■ **INSTRUCTIONS TO FOLLOW**
Output each entry exactly; skip nothing.

::: TASK INPUTS

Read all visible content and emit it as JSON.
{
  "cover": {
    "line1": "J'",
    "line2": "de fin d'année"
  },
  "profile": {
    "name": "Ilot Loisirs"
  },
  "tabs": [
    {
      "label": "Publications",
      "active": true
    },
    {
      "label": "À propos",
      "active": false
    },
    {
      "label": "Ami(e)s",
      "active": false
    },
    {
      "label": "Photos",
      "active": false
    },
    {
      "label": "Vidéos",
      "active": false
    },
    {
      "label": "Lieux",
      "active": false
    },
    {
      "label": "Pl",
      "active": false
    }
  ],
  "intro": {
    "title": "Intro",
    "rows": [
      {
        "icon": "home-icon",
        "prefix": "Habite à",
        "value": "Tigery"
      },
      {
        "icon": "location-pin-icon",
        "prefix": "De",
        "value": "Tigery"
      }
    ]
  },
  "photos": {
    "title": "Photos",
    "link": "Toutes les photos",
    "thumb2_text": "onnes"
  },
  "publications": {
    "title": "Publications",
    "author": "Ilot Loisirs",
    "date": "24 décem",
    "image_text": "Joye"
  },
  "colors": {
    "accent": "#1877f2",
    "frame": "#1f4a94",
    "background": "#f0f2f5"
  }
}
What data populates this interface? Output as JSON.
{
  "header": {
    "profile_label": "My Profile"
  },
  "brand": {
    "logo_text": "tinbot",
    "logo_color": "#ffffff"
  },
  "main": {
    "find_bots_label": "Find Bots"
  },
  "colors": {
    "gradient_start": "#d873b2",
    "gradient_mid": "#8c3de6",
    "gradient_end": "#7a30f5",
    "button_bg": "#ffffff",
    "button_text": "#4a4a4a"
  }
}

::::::

■ **WRITTEN SOLUTION**
Read all visible content and emit it as JSON.
{
  "cover": {
    "line1": "J'",
    "line2": "de fin d'année"
  },
  "profile": {
    "name": "Ilot Loisirs"
  },
  "tabs": [
    {
      "label": "Publications",
      "active": true
    },
    {
      "label": "À propos",
      "active": false
    },
    {
      "label": "Ami(e)s",
      "active": false
    },
    {
      "label": "Photos",
      "active": false
    },
    {
      "label": "Vidéos",
      "active": false
    },
    {
      "label": "Lieux",
      "active": false
    },
    {
      "label": "Pl",
      "active": false
    }
  ],
  "intro": {
    "title": "Intro",
    "rows": [
      {
        "icon": "home-icon",
        "prefix": "Habite à",
        "value": "Tigery"
      },
      {
        "icon": "location-pin-icon",
        "prefix": "De",
        "value": "Tigery"
      }
    ]
  },
  "photos": {
    "title": "Photos",
    "link": "Toutes les photos",
    "thumb2_text": "onnes"
  },
  "publications": {
    "title": "Publications",
    "author": "Ilot Loisirs",
    "date": "24 décem",
    "image_text": "Joye"
  },
  "colors": {
    "accent": "#1877f2",
    "frame": "#1f4a94",
    "background": "#f0f2f5"
  }
}
What data populates this interface? Output as JSON.
{
  "header": {
    "profile_label": "My Profile"
  },
  "brand": {
    "logo_text": "tinbot",
    "logo_color": "#ffffff"
  },
  "main": {
    "find_bots_label": "Find Bots"
  },
  "colors": {
    "gradient_start": "#d873b2",
    "gradient_mid": "#8c3de6",
    "gradient_end": "#7a30f5",
    "button_bg": "#ffffff",
    "button_text": "#4a4a4a"
  }
}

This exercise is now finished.